 By the eve of the First World War, there were over 50,000 lascars in Britain, many of whom had been abandoned or else had jumped ship.  Many had no choice but to become involved in the war effort, comprising 20 percent of the British maritime labour force. Their loyalty was surprising, considering that lascars were fighting for a nation that didn’t embrace them.

 In 1994, the abandoned monument, which is approximately 100ft tall, was renovated by a retired Indian army officer – Commodore Bibhu Mohanti – who noticed the neglected memorial.  He collected funds for the renovation, which took a year to complete.  In December 1995, the monument was illuminated for the first time.

 Mohanti was born in Orissa and was commissioned in to the Indian Navy in 1963. Mohanti served at the Bay of Bengal in 1971, during the Indo-Pak War, which saw the independence of Bangladesh.  In May 1997, he retired from service in Calcutta.

 William’s son, James Keir, was born and educated in Darjeeling, (then British India.) He is now retired and lives in Hong Kong. He said, “It is a pity I did not pay much attention to my father’s works when growing up, nor did he talk much about them. The original memorial had a gold dome, which is now painted pink. I remember my father saying that the shiny dome came into view as the boats came up the Hooghly and that it pointed to Mecca. He would always say, ‘I am a foreigner in India but a stranger everywhere else.’ He died three months after he left India in 1967.” James and Commodore Mohanti met for the first time in November 2012.

 2014 marks the commemoration of the centenary of the Great War. The event this year is not a celebration of the event, but rather an acknowledgement and remembering of the sacrifices made.
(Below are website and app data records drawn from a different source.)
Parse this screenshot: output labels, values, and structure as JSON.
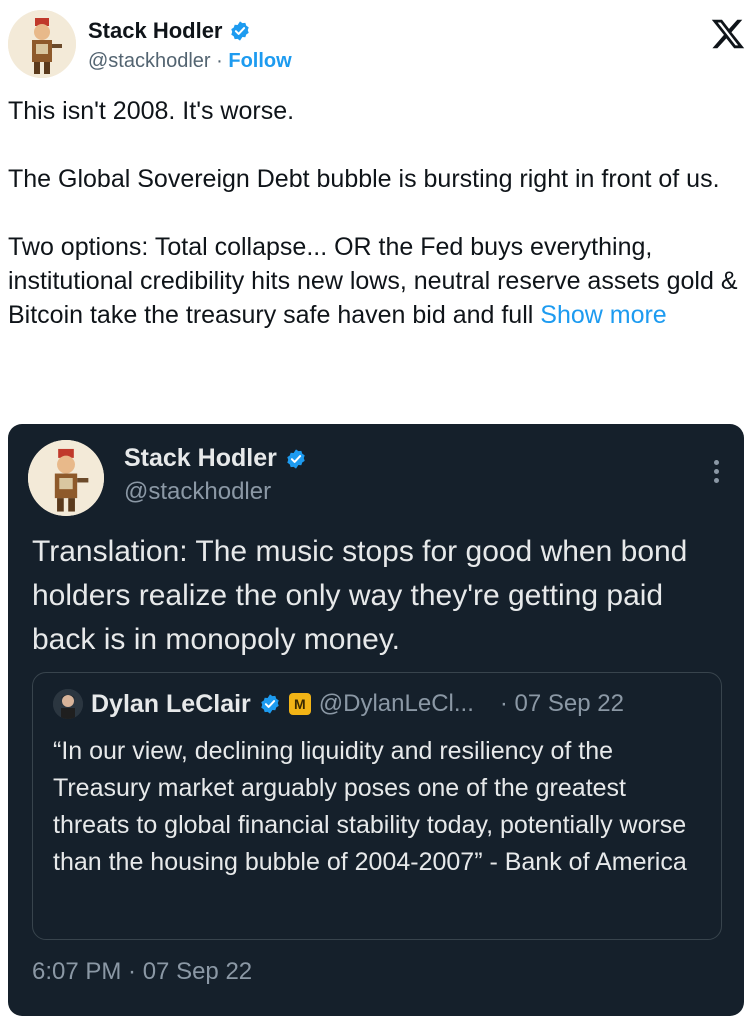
{
  "author": {
    "name": "Stack Hodler",
    "handle": "@stackhodler",
    "separator": " · ",
    "follow_label": "Follow"
  },
  "tweet": {
    "text": "This isn't 2008. It's worse.\n\nThe Global Sovereign Debt bubble is bursting right in front of us.\n\nTwo options: Total collapse... OR the Fed buys everything, institutional credibility hits new lows, neutral reserve assets gold & Bitcoin take the treasury safe haven bid and full ",
    "show_more": "Show more"
  },
  "quoted_tweet": {
    "name": "Stack Hodler",
    "handle": "@stackhodler",
    "text": "Translation: The music stops for good when bond holders realize the only way they're getting paid back is in monopoly money.",
    "timestamp": "6:07 PM · 07 Sep 22"
  },
  "nested_quote": {
    "name": "Dylan LeClair",
    "badge_letter": "M",
    "handle": "@DylanLeCl...",
    "date": "· 07 Sep 22",
    "text": "“In our view, declining liquidity and resiliency of the Treasury market arguably poses one of the greatest threats to global financial stability today, potentially worse than the housing bubble of 2004-2007” - Bank of America"
  },
  "icons": {
    "verified": "verified-badge-icon",
    "brand": "x-logo-icon",
    "more": "more-options-icon",
    "affiliate": "affiliate-badge-icon"
  },
  "colors": {
    "link_blue": "#1d9bf0",
    "dark_card": "#15202b",
    "muted_text": "#8b98a5",
    "affiliate_gold": "#f2b416"
  }
}
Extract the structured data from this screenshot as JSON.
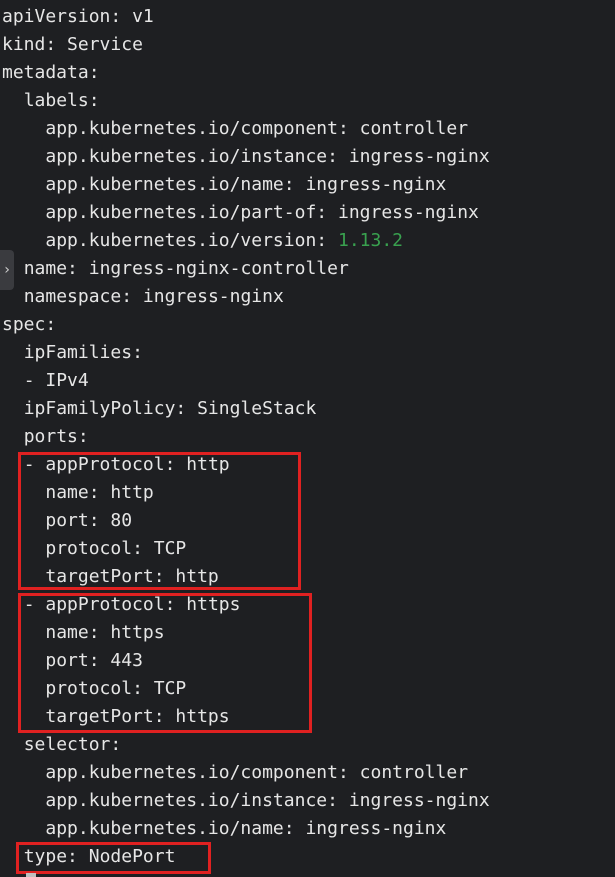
{
  "lines": [
    {
      "indent": "",
      "key": "apiVersion",
      "sep": ": ",
      "value": "v1"
    },
    {
      "indent": "",
      "key": "kind",
      "sep": ": ",
      "value": "Service"
    },
    {
      "indent": "",
      "key": "metadata",
      "sep": ":",
      "value": ""
    },
    {
      "indent": "  ",
      "key": "labels",
      "sep": ":",
      "value": ""
    },
    {
      "indent": "    ",
      "key": "app.kubernetes.io/component",
      "sep": ": ",
      "value": "controller"
    },
    {
      "indent": "    ",
      "key": "app.kubernetes.io/instance",
      "sep": ": ",
      "value": "ingress-nginx"
    },
    {
      "indent": "    ",
      "key": "app.kubernetes.io/name",
      "sep": ": ",
      "value": "ingress-nginx"
    },
    {
      "indent": "    ",
      "key": "app.kubernetes.io/part-of",
      "sep": ": ",
      "value": "ingress-nginx"
    },
    {
      "indent": "    ",
      "key": "app.kubernetes.io/version",
      "sep": ": ",
      "value": "1.13.2",
      "numeric": true
    },
    {
      "indent": "  ",
      "key": "name",
      "sep": ": ",
      "value": "ingress-nginx-controller"
    },
    {
      "indent": "  ",
      "key": "namespace",
      "sep": ": ",
      "value": "ingress-nginx"
    },
    {
      "indent": "",
      "key": "spec",
      "sep": ":",
      "value": ""
    },
    {
      "indent": "  ",
      "key": "ipFamilies",
      "sep": ":",
      "value": ""
    },
    {
      "indent": "  ",
      "key": "- IPv4",
      "sep": "",
      "value": ""
    },
    {
      "indent": "  ",
      "key": "ipFamilyPolicy",
      "sep": ": ",
      "value": "SingleStack"
    },
    {
      "indent": "  ",
      "key": "ports",
      "sep": ":",
      "value": ""
    },
    {
      "indent": "  ",
      "key": "- appProtocol",
      "sep": ": ",
      "value": "http"
    },
    {
      "indent": "    ",
      "key": "name",
      "sep": ": ",
      "value": "http"
    },
    {
      "indent": "    ",
      "key": "port",
      "sep": ": ",
      "value": "80"
    },
    {
      "indent": "    ",
      "key": "protocol",
      "sep": ": ",
      "value": "TCP"
    },
    {
      "indent": "    ",
      "key": "targetPort",
      "sep": ": ",
      "value": "http"
    },
    {
      "indent": "  ",
      "key": "- appProtocol",
      "sep": ": ",
      "value": "https"
    },
    {
      "indent": "    ",
      "key": "name",
      "sep": ": ",
      "value": "https"
    },
    {
      "indent": "    ",
      "key": "port",
      "sep": ": ",
      "value": "443"
    },
    {
      "indent": "    ",
      "key": "protocol",
      "sep": ": ",
      "value": "TCP"
    },
    {
      "indent": "    ",
      "key": "targetPort",
      "sep": ": ",
      "value": "https"
    },
    {
      "indent": "  ",
      "key": "selector",
      "sep": ":",
      "value": ""
    },
    {
      "indent": "    ",
      "key": "app.kubernetes.io/component",
      "sep": ": ",
      "value": "controller"
    },
    {
      "indent": "    ",
      "key": "app.kubernetes.io/instance",
      "sep": ": ",
      "value": "ingress-nginx"
    },
    {
      "indent": "    ",
      "key": "app.kubernetes.io/name",
      "sep": ": ",
      "value": "ingress-nginx"
    },
    {
      "indent": "  ",
      "key": "type",
      "sep": ": ",
      "value": "NodePort"
    }
  ],
  "gutter_handle_icon": "chevron-right-icon",
  "gutter_handle_glyph": "›",
  "colors": {
    "background": "#1e1f22",
    "text": "#e6e6e6",
    "number": "#39a14f",
    "highlight_box": "#e02121"
  }
}
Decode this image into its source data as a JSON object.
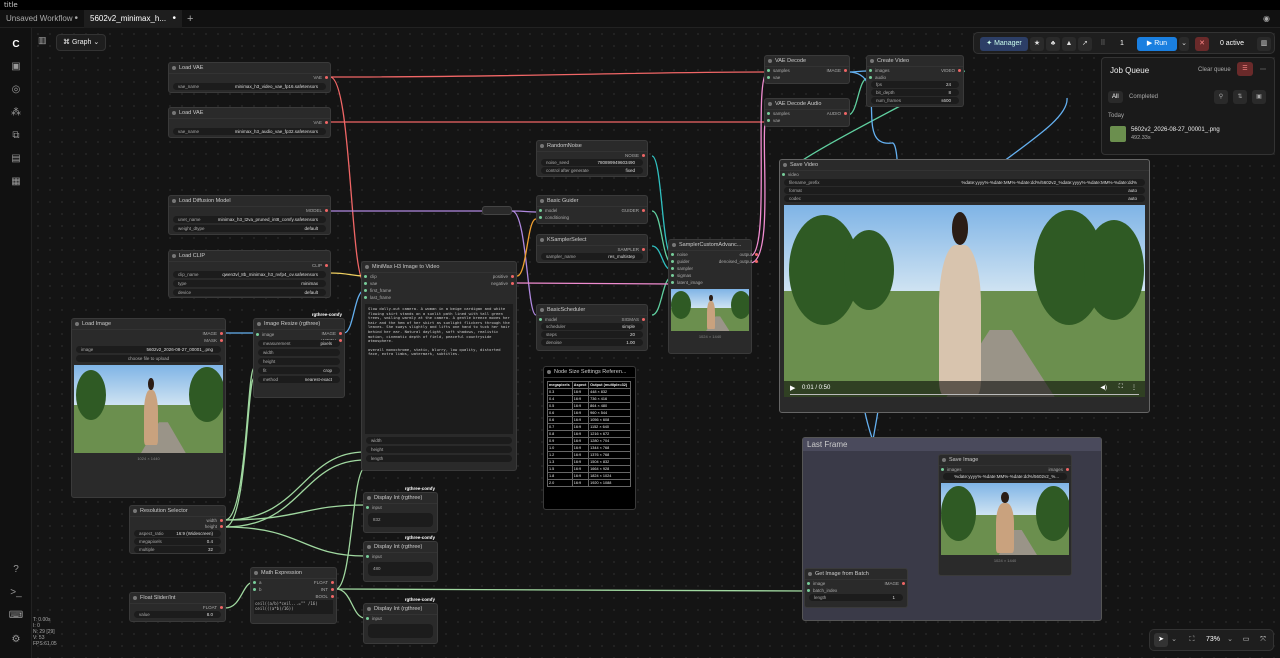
{
  "window": {
    "title": "title"
  },
  "tabs": [
    {
      "label": "Unsaved Workflow"
    },
    {
      "label": "5602v2_minimax_h..."
    }
  ],
  "topbar": {
    "graph_label": "Graph",
    "manager_label": "Manager",
    "queue_count": "1",
    "run_label": "Run",
    "active_label": "0 active"
  },
  "job_queue": {
    "title": "Job Queue",
    "clear_label": "Clear queue",
    "filter_all": "All",
    "filter_completed": "Completed",
    "section_today": "Today",
    "item_name": "5602v2_2026-08-27_00001_.png",
    "item_size": "492.33s"
  },
  "bottom": {
    "zoom": "73%"
  },
  "stats": {
    "lines": [
      "T: 0.00s",
      "I: 0",
      "N: 29 [29]",
      "V: 53",
      "FPS:61.05"
    ]
  },
  "nodes": {
    "load_vae_1": {
      "title": "Load VAE",
      "out": "VAE",
      "w_label": "vae_name",
      "w_value": "minimax_h3_video_vae_fp16.safetensors"
    },
    "load_vae_2": {
      "title": "Load VAE",
      "out": "VAE",
      "w_label": "vae_name",
      "w_value": "minimax_h3_audio_vae_fp32.safetensors"
    },
    "load_diff": {
      "title": "Load Diffusion Model",
      "out": "MODEL",
      "w1_label": "unet_name",
      "w1_value": "minimax_h3_t2va_pruned_int8_comfy.safetensors",
      "w2_label": "weight_dtype",
      "w2_value": "default"
    },
    "load_clip": {
      "title": "Load CLIP",
      "out": "CLIP",
      "w1_label": "clip_name",
      "w1_value": "qwen3vl_8b_minimax_h3_nvfp4_ov.safetensors",
      "w2_label": "type",
      "w2_value": "minimax",
      "w3_label": "device",
      "w3_value": "default"
    },
    "load_image": {
      "title": "Load Image",
      "out1": "IMAGE",
      "out2": "MASK",
      "w_label": "image",
      "w_value": "5602v2_2026-08-27_00001_.png",
      "btn": "choose file to upload",
      "caption": "1024 × 1440"
    },
    "image_resize": {
      "title": "Image Resize (rgthree)",
      "badge": "rgthree-comfy",
      "in": "image",
      "out1": "IMAGE",
      "out2": "WIDTH",
      "out3": "HEIGHT",
      "w1_label": "measurement",
      "w1_value": "pixels",
      "w2": "width",
      "w3": "height",
      "w4_label": "fit",
      "w4_value": "crop",
      "w5_label": "method",
      "w5_value": "nearest-exact"
    },
    "minimax": {
      "title": "MiniMax H3 Image to Video",
      "in1": "clip",
      "in2": "vae",
      "in3": "first_frame",
      "in4": "last_frame",
      "out1": "positive",
      "out2": "negative",
      "prompt": "Slow dolly-out camera. A woman in a beige cardigan and white flowing skirt stands on a sunlit path lined with tall green trees, smiling warmly at the camera. A gentle breeze moves her hair and the hem of her skirt as sunlight flickers through the leaves. She sways slightly and lifts one hand to tuck her hair behind her ear. Natural daylight, soft shadows, realistic motion, cinematic depth of field, peaceful countryside atmosphere.",
      "negative": "overall monochrome, static, blurry, low quality, distorted face, extra limbs, watermark, subtitles.",
      "w1": "width",
      "w2": "height",
      "w3": "length"
    },
    "random_noise": {
      "title": "RandomNoise",
      "out": "NOISE",
      "w1_label": "noise_seed",
      "w1_value": "780899949603490",
      "w2_label": "control after generate",
      "w2_value": "fixed"
    },
    "basic_guider": {
      "title": "Basic Guider",
      "in1": "model",
      "in2": "conditioning",
      "out": "GUIDER"
    },
    "ksampler_select": {
      "title": "KSamplerSelect",
      "out": "SAMPLER",
      "w_label": "sampler_name",
      "w_value": "res_multistep"
    },
    "basic_scheduler": {
      "title": "BasicScheduler",
      "in": "model",
      "out": "SIGMAS",
      "w1_label": "scheduler",
      "w1_value": "simple",
      "w2_label": "steps",
      "w2_value": "20",
      "w3_label": "denoise",
      "w3_value": "1.00"
    },
    "sampler_custom": {
      "title": "SamplerCustomAdvanc...",
      "in1": "noise",
      "in2": "guider",
      "in3": "sampler",
      "in4": "sigmas",
      "in5": "latent_image",
      "out1": "output",
      "out2": "denoised_output",
      "caption": "1024 × 1440"
    },
    "vae_decode": {
      "title": "VAE Decode",
      "in1": "samples",
      "in2": "vae",
      "out": "IMAGE"
    },
    "vae_decode_audio": {
      "title": "VAE Decode Audio",
      "in1": "samples",
      "in2": "vae",
      "out": "AUDIO"
    },
    "create_video": {
      "title": "Create Video",
      "in1": "images",
      "in2": "audio",
      "out": "VIDEO",
      "w1_label": "fps",
      "w1_value": "24",
      "w2_label": "bit_depth",
      "w2_value": "8",
      "w3_label": "num_frames",
      "w3_value": "s600"
    },
    "save_video": {
      "title": "Save Video",
      "in": "video",
      "w1_label": "filename_prefix",
      "w1_value": "%date:yyyy%-%date:MM%-%date:dd%/5602v2_%date:yyyy%-%date:MM%-%date:dd%",
      "w2_label": "format",
      "w2_value": "auto",
      "w3_label": "codec",
      "w3_value": "auto",
      "time": "0:01 / 0:50"
    },
    "node_size": {
      "title": "Node Size Settings Referen...",
      "headers": [
        "megapixels",
        "Aspect",
        "Output (multiple=32)"
      ],
      "rows": [
        [
          "0.3",
          "16:9",
          "448 × 832"
        ],
        [
          "0.4",
          "16:9",
          "736 × 416"
        ],
        [
          "0.5",
          "16:9",
          "864 × 480"
        ],
        [
          "0.6",
          "16:9",
          "960 × 544"
        ],
        [
          "0.6",
          "16:9",
          "1056 × 608"
        ],
        [
          "0.7",
          "16:9",
          "1152 × 640"
        ],
        [
          "0.8",
          "16:9",
          "1216 × 672"
        ],
        [
          "0.9",
          "16:9",
          "1280 × 704"
        ],
        [
          "1.0",
          "16:9",
          "1344 × 768"
        ],
        [
          "1.2",
          "16:9",
          "1376 × 768"
        ],
        [
          "1.3",
          "16:9",
          "1504 × 832"
        ],
        [
          "1.5",
          "16:9",
          "1664 × 928"
        ],
        [
          "1.8",
          "16:9",
          "1824 × 1024"
        ],
        [
          "2.0",
          "16:9",
          "1920 × 1088"
        ]
      ]
    },
    "resolution": {
      "title": "Resolution Selector",
      "out1": "width",
      "out2": "height",
      "w1_label": "aspect_ratio",
      "w1_value": "16:9 (Widescreen)",
      "w2_label": "megapixels",
      "w2_value": "0.4",
      "w3_label": "multiple",
      "w3_value": "32"
    },
    "float_slider": {
      "title": "Float Slider/Int",
      "out": "FLOAT",
      "w_label": "value",
      "w_value": "8.0"
    },
    "math_expr": {
      "title": "Math Expression",
      "in1": "a",
      "in2": "b",
      "out1": "FLOAT",
      "out2": "INT",
      "out3": "BOOL",
      "expr": "ceil((a/b)*ceil...=\"\" /16)",
      "result": "ceil(((a*b)/16))"
    },
    "display_1": {
      "title": "Display Int (rgthree)",
      "badge": "rgthree-comfy",
      "in": "input",
      "value": "832"
    },
    "display_2": {
      "title": "Display Int (rgthree)",
      "badge": "rgthree-comfy",
      "in": "input",
      "value": "480"
    },
    "display_3": {
      "title": "Display Int (rgthree)",
      "badge": "rgthree-comfy",
      "in": "input",
      "value": ""
    },
    "last_frame_group": {
      "title": "Last Frame"
    },
    "save_image": {
      "title": "Save Image",
      "in": "images",
      "out": "images",
      "w_value": "%date:yyyy%-%date:MM%-%date:dd%/5602v2_%...",
      "caption": "1024 × 1440"
    },
    "get_image_batch": {
      "title": "Get Image from Batch",
      "in1": "image",
      "in2": "batch_index",
      "out": "IMAGE",
      "w_label": "length",
      "w_value": "1"
    }
  }
}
 Every year on 4 November, National Navy Day of India is celebrated at the Lascar War Memorial.

Published in the Asian World, February 2014.

Leave a comment »